#### Extracted records ####

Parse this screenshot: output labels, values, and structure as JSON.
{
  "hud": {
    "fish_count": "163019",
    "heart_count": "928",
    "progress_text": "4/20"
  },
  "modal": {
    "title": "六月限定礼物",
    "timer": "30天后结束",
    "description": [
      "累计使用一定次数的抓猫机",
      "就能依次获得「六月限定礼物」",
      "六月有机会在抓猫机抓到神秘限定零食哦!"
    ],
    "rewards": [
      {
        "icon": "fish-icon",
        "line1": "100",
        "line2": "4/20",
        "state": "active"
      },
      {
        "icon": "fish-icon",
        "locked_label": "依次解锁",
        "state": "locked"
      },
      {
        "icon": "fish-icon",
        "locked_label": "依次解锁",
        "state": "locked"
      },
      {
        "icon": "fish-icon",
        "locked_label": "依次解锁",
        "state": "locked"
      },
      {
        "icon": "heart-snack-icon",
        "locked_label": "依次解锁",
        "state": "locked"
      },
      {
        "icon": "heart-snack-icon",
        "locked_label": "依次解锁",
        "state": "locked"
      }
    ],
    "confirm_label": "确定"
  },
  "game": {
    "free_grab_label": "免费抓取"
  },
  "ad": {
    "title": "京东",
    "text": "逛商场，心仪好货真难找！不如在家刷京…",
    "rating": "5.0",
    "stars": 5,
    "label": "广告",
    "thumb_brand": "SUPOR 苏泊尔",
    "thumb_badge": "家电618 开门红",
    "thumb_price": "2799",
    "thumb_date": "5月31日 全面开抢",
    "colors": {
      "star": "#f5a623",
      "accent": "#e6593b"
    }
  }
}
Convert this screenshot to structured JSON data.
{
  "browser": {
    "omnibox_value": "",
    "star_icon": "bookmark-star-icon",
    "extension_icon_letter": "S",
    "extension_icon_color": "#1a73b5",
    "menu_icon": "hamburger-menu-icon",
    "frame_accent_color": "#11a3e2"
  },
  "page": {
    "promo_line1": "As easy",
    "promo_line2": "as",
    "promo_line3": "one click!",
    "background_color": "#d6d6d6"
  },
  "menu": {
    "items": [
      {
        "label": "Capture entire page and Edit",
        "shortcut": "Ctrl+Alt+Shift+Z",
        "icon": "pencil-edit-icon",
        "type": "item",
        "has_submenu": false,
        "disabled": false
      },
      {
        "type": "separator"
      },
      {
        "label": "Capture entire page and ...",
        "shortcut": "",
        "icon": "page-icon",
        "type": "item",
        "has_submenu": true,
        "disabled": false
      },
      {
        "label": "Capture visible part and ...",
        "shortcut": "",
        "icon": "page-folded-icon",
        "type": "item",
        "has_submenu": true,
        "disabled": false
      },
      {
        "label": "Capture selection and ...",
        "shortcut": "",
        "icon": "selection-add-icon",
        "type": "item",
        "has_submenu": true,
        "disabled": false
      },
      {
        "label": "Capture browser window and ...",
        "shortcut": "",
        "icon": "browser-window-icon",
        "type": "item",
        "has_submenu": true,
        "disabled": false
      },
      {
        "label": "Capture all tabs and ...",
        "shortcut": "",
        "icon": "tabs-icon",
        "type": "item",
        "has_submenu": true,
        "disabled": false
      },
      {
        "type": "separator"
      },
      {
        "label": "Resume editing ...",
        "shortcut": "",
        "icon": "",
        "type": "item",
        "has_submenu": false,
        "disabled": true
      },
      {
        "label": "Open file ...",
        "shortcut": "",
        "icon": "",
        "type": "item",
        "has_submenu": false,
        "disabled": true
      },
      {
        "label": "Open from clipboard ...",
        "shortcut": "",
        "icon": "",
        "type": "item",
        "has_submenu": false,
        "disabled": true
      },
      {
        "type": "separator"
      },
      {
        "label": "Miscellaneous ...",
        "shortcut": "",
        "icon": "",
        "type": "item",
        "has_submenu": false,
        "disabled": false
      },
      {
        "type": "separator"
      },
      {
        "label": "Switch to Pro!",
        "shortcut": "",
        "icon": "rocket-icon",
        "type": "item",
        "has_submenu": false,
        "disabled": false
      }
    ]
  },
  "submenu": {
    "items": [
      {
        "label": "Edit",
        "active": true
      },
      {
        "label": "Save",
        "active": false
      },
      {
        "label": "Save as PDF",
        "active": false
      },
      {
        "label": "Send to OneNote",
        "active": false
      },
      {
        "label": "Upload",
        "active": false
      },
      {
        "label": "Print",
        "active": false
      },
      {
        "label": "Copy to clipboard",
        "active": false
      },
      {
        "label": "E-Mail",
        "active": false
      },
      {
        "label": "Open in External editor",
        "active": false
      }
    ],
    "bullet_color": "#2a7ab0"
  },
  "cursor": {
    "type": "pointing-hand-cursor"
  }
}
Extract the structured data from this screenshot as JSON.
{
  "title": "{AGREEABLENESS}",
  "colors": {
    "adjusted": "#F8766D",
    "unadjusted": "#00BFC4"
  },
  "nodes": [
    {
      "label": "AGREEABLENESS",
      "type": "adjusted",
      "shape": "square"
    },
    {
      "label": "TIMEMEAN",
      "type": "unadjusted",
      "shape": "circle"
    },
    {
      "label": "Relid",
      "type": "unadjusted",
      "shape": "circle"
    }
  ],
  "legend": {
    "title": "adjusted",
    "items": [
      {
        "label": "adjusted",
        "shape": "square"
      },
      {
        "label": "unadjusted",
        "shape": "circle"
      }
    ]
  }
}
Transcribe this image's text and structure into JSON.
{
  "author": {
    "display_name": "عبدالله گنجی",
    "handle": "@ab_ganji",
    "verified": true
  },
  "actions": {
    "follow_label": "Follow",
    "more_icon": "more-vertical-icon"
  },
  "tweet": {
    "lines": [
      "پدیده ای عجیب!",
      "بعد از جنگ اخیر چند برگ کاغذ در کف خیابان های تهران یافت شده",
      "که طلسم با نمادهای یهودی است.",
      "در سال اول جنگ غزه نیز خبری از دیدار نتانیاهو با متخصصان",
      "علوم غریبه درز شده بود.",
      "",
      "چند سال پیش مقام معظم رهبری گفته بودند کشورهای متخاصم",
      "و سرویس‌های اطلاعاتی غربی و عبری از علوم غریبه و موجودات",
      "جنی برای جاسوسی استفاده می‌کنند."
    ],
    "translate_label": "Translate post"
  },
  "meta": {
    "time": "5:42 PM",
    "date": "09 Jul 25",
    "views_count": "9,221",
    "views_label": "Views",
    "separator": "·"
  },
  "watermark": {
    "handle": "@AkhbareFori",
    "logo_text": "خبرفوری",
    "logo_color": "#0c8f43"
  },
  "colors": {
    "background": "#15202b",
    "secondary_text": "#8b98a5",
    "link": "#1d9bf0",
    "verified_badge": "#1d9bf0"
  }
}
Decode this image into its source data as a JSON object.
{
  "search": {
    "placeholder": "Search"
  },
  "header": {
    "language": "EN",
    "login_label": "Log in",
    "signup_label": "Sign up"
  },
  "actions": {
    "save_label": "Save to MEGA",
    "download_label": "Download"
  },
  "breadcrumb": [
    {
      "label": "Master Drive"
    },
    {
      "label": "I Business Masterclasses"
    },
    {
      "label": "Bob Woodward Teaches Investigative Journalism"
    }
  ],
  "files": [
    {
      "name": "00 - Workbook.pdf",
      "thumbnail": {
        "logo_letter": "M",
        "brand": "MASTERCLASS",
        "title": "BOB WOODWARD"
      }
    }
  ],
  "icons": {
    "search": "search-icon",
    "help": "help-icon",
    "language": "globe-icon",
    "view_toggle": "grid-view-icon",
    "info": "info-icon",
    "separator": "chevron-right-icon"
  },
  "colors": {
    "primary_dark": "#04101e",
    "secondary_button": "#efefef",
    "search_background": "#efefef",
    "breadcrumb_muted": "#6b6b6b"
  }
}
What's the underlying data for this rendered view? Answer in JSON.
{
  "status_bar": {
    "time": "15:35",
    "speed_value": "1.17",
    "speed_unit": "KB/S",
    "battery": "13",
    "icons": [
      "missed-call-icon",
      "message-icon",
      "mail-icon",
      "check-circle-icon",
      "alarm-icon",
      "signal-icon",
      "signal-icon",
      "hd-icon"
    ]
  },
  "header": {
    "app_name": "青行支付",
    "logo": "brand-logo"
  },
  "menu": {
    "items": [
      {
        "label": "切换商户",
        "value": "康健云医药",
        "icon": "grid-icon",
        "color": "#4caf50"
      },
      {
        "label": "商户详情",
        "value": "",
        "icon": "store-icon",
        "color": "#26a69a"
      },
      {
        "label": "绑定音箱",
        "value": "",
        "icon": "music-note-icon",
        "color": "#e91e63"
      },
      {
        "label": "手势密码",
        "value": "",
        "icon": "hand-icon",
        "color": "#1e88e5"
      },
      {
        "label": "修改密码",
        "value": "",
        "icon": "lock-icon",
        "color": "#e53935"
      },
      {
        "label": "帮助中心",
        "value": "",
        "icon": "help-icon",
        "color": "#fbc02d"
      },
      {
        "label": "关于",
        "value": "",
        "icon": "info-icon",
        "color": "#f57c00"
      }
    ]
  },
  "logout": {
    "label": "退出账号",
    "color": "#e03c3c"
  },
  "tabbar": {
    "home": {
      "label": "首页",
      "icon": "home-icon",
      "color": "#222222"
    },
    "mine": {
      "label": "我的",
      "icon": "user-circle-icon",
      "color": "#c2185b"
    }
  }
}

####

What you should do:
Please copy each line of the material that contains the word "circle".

Expected output:
      "shape": "circle"
      "shape": "circle"
        "shape": "circle"
      "check-circle-icon",
      "icon": "user-circle-icon",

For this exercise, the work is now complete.